EXERCISE PROMPT: Copy out every line of the records where the string "chevron" occurs.

DATASET CONTENT:
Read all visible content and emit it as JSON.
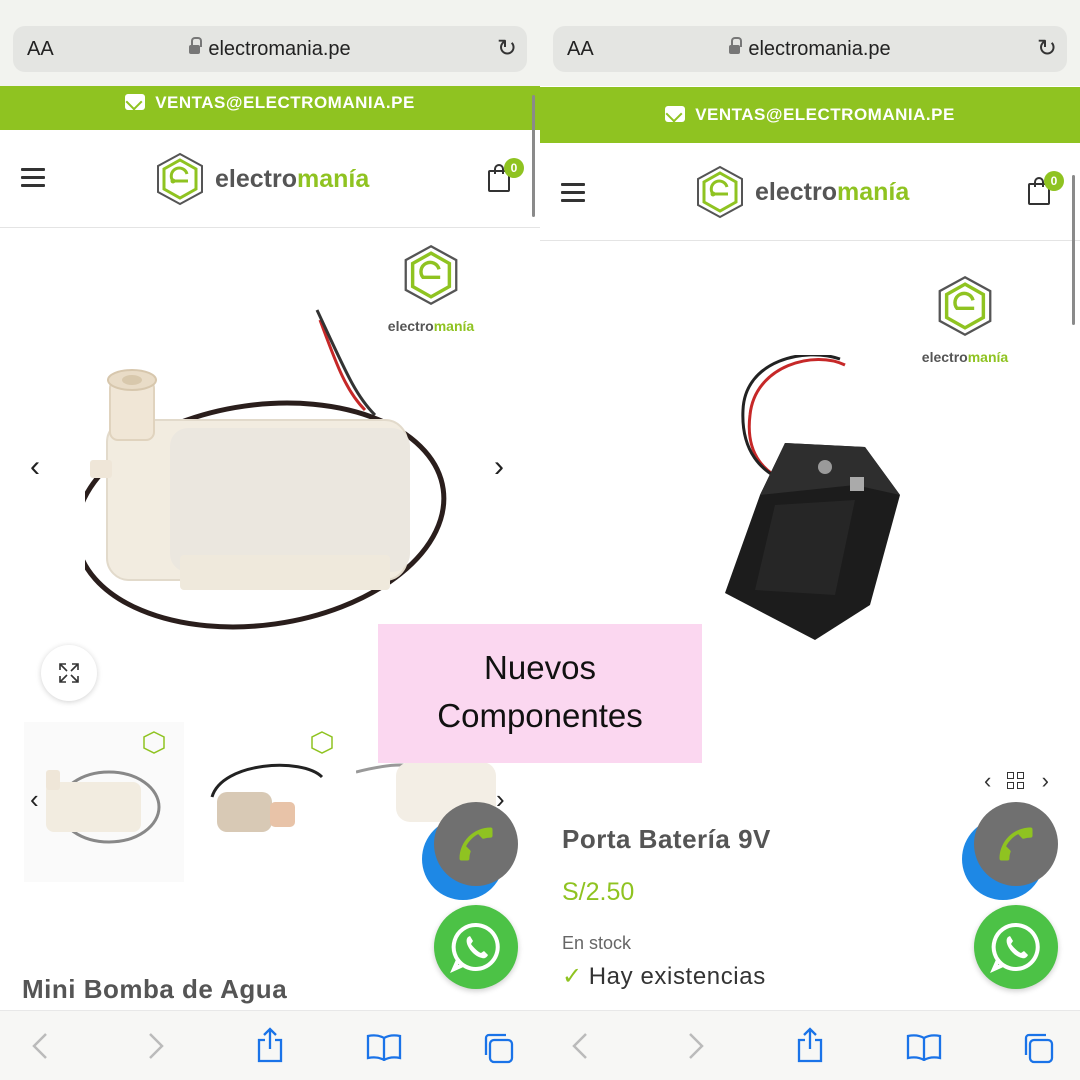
{
  "browser": {
    "text_size_button": "AA",
    "address": "electromania.pe"
  },
  "banner": {
    "email": "VENTAS@ELECTROMANIA.PE"
  },
  "brand": {
    "word_start": "electro",
    "word_end": "manía"
  },
  "watermark": {
    "word_start": "electro",
    "word_end": "manía"
  },
  "cart": {
    "count": "0"
  },
  "left_product": {
    "title": "Mini Bomba de Agua"
  },
  "right_product": {
    "title": "Porta Batería 9V",
    "price": "S/2.50",
    "stock_label": "En stock",
    "stock_value": "Hay existencias"
  },
  "overlay": {
    "line1": "Nuevos",
    "line2": "Componentes"
  },
  "colors": {
    "brand_green": "#8fc321",
    "whatsapp_green": "#4cc246",
    "call_gray": "#707070",
    "overlay_pink": "#fbd7f0"
  },
  "icons": [
    "lock-icon",
    "reload-icon",
    "mail-icon",
    "hamburger-icon",
    "cart-icon",
    "chevron-left-icon",
    "chevron-right-icon",
    "expand-icon",
    "grid-icon",
    "phone-icon",
    "whatsapp-icon",
    "back-icon",
    "forward-icon",
    "share-icon",
    "bookmarks-icon",
    "tabs-icon"
  ]
}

THE ANSWER:
    "chevron-left-icon",
    "chevron-right-icon",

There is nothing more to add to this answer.